STORED DATA ::
::::::::::

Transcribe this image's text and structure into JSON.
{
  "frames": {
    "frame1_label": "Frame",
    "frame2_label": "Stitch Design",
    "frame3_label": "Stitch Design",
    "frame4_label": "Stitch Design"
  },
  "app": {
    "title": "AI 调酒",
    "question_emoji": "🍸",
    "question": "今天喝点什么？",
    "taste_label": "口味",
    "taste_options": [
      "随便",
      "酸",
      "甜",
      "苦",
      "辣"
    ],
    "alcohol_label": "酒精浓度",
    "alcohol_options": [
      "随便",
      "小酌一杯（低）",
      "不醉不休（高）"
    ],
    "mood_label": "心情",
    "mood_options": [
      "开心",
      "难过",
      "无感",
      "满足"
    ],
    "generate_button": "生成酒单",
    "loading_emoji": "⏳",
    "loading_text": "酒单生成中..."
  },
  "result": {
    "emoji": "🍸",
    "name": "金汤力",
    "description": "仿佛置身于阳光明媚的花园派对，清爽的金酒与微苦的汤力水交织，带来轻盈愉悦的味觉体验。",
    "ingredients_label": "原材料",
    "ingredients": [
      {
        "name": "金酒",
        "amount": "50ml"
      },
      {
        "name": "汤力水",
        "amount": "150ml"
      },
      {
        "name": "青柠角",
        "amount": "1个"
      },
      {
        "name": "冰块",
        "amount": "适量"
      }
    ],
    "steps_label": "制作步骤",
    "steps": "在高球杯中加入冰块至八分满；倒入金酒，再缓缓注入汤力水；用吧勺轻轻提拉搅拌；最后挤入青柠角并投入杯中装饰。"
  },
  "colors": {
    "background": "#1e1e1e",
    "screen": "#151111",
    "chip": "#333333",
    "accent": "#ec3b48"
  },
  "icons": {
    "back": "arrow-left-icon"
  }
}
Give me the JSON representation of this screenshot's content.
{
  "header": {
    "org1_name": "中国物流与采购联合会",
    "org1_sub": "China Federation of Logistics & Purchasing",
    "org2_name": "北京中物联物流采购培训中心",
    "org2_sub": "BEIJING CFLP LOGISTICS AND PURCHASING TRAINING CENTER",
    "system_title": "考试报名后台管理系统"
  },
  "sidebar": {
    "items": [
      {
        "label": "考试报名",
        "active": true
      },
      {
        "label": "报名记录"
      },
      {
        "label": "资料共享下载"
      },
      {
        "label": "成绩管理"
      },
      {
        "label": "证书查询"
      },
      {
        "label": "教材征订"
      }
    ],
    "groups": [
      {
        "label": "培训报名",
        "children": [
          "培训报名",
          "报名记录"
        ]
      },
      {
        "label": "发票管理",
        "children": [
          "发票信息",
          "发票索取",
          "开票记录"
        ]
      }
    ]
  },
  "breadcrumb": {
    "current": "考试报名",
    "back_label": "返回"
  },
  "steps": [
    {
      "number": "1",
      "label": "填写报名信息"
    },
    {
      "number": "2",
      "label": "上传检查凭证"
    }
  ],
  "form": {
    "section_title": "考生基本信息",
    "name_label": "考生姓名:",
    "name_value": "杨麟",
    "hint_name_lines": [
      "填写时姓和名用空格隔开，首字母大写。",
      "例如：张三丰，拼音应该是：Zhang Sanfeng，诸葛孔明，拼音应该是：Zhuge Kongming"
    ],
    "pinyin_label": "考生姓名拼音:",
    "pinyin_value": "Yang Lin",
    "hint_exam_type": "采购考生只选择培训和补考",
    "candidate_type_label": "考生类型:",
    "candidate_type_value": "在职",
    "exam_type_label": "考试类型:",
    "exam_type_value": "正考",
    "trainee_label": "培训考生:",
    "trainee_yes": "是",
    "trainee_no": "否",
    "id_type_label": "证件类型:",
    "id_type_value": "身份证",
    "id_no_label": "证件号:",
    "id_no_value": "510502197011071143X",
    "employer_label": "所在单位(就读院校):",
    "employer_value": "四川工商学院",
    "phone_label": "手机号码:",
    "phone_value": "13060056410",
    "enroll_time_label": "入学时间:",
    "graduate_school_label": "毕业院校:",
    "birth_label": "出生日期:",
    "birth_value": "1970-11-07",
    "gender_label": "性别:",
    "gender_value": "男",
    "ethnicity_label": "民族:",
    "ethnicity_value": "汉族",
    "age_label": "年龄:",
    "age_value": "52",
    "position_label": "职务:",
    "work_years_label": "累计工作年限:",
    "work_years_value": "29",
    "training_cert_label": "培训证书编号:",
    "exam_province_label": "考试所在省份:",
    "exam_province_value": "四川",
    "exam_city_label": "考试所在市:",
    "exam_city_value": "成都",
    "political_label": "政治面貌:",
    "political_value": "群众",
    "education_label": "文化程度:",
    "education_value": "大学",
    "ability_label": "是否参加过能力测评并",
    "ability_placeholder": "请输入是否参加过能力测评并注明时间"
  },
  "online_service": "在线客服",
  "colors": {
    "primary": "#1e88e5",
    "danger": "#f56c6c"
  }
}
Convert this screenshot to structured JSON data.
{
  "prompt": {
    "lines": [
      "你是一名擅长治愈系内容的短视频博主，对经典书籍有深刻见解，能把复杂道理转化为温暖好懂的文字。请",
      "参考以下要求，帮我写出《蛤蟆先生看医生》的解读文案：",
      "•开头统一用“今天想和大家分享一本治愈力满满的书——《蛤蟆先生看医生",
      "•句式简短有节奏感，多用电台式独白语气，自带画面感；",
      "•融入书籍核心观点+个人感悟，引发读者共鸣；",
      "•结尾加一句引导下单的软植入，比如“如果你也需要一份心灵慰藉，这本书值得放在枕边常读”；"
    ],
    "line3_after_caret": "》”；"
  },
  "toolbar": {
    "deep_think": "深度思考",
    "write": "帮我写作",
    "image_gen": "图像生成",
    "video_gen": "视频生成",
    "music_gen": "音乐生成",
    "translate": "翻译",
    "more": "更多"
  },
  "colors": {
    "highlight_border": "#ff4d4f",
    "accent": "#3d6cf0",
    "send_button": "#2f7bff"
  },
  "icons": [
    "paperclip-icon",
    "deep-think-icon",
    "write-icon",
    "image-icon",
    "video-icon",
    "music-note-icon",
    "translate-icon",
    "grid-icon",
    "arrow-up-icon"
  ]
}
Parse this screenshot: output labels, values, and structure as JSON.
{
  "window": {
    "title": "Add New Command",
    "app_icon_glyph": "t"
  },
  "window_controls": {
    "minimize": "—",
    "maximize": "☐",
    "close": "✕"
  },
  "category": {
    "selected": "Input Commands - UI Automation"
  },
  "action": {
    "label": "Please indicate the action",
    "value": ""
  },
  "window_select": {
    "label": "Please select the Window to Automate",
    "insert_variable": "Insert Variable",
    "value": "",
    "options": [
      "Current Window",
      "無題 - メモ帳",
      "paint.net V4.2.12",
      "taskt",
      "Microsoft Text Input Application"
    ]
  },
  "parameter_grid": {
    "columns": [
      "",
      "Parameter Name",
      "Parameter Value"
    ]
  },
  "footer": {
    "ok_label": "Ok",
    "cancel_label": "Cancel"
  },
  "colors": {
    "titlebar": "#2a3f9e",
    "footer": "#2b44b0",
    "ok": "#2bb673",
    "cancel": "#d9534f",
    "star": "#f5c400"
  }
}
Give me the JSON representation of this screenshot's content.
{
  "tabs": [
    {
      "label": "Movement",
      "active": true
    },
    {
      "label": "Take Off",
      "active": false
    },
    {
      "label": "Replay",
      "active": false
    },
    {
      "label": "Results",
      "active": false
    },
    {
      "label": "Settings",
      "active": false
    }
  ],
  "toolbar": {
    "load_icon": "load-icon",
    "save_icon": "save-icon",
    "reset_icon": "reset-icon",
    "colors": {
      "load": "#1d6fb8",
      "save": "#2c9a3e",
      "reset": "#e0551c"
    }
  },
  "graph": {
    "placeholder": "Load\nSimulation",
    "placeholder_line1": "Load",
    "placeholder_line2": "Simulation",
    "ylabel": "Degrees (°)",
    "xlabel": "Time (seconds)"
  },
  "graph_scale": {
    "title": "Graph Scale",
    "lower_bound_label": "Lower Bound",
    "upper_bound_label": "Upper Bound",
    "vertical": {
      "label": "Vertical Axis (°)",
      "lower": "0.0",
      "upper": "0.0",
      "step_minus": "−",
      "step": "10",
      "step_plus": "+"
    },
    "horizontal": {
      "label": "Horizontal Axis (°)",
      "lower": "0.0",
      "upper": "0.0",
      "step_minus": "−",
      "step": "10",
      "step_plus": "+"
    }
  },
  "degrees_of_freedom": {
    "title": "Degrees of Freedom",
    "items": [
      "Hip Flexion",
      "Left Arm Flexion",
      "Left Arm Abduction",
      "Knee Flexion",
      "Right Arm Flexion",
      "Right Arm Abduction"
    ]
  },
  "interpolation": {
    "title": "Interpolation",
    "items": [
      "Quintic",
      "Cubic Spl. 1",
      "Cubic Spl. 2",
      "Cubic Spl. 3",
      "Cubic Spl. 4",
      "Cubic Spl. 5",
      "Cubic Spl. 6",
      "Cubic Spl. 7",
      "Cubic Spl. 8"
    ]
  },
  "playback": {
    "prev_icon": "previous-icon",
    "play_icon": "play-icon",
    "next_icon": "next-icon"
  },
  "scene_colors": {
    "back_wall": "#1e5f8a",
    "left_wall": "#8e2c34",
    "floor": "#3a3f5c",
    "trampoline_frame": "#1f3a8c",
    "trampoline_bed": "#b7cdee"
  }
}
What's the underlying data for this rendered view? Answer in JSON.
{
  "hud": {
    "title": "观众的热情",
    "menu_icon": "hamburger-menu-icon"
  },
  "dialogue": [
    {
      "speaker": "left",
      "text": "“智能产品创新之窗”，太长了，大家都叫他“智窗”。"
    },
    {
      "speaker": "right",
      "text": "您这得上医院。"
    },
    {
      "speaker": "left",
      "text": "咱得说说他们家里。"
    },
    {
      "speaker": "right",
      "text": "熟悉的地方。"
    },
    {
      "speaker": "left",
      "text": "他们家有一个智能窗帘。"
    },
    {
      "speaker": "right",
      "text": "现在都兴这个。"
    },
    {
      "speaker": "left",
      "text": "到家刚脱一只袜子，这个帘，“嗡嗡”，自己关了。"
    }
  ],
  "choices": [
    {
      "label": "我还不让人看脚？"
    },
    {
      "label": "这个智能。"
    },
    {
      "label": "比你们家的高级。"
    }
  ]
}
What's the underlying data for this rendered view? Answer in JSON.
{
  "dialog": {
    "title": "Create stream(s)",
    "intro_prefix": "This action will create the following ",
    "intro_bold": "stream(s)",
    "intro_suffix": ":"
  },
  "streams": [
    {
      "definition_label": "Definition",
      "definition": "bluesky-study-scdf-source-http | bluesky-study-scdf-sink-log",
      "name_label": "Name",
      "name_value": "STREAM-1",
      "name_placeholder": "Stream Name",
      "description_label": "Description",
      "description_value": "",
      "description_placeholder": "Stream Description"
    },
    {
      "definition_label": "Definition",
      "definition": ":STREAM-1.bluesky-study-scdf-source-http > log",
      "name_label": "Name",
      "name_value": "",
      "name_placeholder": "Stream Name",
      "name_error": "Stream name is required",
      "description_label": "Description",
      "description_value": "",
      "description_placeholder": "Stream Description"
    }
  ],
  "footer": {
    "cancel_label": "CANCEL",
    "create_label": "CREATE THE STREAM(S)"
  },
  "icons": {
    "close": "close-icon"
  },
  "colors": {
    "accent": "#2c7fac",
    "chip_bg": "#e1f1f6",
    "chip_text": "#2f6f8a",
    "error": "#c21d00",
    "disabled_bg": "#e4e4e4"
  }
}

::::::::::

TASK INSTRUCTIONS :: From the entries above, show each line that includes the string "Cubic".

WRITTEN SOLUTION ::
      "Cubic Spl. 1",
      "Cubic Spl. 2",
      "Cubic Spl. 3",
      "Cubic Spl. 4",
      "Cubic Spl. 5",
      "Cubic Spl. 6",
      "Cubic Spl. 7",
      "Cubic Spl. 8"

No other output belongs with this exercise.